• [Work request] What lines of the data include the string "header"? Copy them all.

• [Component data from apps and pages]
-.-.-
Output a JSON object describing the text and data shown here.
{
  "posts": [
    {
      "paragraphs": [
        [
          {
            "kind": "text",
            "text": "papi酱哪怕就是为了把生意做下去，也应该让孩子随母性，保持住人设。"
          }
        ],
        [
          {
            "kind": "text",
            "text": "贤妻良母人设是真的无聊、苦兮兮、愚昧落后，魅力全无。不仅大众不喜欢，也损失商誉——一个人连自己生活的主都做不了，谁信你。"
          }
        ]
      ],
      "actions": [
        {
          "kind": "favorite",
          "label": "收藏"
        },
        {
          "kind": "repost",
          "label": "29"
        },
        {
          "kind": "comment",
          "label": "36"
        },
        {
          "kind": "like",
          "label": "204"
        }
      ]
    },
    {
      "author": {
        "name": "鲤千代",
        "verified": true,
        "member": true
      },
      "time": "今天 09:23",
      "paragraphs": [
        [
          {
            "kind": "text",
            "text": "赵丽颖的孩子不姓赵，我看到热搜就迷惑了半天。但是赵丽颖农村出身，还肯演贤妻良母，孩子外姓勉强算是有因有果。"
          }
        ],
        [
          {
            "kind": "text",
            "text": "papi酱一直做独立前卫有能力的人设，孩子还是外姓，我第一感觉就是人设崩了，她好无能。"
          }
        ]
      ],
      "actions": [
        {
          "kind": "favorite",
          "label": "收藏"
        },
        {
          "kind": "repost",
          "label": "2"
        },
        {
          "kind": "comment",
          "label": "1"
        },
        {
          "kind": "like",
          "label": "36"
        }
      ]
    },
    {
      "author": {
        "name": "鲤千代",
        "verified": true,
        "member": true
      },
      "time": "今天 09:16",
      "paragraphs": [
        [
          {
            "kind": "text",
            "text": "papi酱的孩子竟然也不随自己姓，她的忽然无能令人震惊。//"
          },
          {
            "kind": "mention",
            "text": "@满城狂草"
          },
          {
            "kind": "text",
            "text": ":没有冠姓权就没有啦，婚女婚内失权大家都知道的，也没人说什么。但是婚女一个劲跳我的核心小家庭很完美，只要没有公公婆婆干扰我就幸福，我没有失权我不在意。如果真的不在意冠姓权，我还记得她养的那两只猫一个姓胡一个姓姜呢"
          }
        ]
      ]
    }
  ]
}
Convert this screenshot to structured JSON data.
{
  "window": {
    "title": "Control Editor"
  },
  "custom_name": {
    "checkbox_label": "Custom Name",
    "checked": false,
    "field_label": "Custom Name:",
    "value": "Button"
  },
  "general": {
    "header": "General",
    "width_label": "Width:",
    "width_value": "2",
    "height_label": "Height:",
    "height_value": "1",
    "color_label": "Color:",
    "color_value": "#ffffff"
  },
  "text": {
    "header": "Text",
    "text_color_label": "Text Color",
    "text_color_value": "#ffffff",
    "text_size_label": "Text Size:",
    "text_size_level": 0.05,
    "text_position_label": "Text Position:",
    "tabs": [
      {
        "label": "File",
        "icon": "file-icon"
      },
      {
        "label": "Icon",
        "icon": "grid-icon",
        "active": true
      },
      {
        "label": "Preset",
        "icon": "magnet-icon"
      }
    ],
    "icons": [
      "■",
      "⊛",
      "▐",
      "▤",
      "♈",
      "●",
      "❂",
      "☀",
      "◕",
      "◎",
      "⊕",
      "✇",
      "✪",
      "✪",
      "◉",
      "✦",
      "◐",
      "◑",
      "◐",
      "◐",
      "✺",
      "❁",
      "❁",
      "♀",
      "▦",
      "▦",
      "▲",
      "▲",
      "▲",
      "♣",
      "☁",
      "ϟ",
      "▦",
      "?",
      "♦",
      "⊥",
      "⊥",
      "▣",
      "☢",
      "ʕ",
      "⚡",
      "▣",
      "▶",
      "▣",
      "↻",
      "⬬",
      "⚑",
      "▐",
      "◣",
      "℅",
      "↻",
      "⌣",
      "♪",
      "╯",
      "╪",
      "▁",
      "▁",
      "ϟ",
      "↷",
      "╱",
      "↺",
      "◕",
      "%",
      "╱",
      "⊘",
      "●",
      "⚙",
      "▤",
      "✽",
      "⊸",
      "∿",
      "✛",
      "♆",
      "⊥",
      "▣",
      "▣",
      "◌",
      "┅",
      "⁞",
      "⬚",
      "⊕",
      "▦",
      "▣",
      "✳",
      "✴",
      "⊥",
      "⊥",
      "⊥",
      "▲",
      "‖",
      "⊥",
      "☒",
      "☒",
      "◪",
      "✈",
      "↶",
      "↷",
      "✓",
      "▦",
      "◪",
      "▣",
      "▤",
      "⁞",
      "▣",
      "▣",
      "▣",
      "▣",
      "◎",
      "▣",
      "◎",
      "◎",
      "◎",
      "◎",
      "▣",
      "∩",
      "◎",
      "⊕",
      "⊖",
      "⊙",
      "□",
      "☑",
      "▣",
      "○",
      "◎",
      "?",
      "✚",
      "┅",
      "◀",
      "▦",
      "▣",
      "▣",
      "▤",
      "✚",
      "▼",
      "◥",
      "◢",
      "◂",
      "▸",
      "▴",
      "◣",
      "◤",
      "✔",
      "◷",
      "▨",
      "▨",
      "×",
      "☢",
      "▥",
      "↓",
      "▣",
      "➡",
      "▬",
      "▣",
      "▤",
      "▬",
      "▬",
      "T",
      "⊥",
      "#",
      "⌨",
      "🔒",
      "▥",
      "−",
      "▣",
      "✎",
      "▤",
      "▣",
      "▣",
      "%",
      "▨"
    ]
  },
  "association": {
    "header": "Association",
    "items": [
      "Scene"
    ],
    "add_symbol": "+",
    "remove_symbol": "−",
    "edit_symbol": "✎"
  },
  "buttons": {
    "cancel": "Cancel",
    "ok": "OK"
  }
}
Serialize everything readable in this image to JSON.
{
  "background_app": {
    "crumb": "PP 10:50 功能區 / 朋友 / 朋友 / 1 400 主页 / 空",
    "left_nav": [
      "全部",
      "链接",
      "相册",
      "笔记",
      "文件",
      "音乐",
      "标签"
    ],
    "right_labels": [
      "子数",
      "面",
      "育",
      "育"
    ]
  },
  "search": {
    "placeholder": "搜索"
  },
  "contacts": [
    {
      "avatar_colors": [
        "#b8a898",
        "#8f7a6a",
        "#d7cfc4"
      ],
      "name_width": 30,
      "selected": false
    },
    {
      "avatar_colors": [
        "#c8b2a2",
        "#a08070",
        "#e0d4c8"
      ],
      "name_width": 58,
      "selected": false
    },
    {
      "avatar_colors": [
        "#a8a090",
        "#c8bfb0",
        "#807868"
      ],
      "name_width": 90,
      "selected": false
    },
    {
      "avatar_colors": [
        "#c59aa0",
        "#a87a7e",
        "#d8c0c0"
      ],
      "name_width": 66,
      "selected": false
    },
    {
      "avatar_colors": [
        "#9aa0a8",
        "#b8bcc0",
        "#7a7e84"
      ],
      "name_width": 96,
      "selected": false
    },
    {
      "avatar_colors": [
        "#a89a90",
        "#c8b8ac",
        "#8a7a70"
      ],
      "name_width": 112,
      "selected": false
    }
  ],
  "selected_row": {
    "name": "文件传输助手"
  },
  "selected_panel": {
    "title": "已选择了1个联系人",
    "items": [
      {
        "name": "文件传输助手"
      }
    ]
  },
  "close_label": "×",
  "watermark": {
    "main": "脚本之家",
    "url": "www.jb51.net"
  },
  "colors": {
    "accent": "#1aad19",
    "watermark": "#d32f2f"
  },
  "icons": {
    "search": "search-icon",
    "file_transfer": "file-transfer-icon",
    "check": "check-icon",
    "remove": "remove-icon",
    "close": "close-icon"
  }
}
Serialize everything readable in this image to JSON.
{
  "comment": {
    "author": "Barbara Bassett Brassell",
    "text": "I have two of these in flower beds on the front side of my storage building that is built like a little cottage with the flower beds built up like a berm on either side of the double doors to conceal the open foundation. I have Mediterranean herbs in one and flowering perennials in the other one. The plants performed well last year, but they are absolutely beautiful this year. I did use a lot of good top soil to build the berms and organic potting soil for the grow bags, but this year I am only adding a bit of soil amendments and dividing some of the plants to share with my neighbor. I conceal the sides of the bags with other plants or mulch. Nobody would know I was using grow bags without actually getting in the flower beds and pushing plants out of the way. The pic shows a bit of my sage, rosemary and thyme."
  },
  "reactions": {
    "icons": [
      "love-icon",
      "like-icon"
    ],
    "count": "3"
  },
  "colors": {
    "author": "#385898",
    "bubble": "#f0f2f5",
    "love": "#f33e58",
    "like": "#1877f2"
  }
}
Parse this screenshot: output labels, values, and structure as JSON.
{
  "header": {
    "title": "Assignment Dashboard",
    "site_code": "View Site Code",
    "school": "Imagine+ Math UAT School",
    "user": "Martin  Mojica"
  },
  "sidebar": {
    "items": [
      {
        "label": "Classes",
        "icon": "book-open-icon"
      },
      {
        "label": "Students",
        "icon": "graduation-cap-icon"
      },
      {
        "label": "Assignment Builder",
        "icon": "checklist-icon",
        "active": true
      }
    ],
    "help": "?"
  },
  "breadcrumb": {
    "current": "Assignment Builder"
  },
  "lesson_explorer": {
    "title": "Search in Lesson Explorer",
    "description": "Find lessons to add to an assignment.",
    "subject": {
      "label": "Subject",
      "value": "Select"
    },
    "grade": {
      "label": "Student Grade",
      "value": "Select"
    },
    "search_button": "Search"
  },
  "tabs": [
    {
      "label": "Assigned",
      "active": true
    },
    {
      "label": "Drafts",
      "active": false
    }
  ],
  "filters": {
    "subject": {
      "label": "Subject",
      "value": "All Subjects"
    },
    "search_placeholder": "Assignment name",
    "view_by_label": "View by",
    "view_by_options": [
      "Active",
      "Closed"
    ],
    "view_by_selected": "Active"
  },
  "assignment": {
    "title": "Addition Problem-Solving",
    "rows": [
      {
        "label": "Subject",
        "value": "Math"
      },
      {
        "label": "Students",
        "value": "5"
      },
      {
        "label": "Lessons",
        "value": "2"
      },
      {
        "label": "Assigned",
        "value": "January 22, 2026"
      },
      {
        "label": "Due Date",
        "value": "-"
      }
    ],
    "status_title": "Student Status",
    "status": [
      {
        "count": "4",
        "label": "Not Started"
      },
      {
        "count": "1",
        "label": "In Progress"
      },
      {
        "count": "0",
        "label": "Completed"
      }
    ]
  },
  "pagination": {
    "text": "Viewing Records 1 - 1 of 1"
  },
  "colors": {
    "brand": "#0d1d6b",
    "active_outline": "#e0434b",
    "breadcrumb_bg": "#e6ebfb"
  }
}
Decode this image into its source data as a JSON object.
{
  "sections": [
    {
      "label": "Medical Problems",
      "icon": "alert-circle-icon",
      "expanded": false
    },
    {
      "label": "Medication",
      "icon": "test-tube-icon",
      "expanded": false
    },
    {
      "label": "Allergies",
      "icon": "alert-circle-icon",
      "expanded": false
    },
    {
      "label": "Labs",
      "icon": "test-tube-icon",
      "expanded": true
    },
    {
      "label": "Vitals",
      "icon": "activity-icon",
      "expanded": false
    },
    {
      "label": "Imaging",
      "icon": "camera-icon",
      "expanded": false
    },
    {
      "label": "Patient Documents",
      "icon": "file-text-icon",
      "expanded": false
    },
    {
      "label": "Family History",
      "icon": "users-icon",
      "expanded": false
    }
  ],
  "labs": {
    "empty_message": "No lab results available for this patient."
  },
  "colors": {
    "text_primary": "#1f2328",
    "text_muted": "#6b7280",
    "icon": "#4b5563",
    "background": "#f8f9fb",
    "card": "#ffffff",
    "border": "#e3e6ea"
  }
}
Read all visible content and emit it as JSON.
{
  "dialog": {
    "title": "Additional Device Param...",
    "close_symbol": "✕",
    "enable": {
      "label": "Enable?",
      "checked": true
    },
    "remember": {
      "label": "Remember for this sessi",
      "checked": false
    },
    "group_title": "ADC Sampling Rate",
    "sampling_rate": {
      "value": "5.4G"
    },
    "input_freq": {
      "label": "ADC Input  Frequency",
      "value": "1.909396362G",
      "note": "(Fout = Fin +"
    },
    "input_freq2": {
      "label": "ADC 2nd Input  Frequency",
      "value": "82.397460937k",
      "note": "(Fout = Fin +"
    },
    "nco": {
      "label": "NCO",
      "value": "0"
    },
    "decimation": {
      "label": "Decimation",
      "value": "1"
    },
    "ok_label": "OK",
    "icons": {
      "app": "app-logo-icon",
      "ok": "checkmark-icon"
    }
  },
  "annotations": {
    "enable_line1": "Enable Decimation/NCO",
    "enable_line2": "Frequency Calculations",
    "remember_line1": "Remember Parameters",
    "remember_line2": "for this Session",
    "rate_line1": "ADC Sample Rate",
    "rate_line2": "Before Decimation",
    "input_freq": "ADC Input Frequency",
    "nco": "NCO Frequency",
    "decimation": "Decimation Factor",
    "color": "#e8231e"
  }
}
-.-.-
• [Reply to the exercise]
    "header": "General",
    "header": "Text",
    "header": "Association",
  "header": {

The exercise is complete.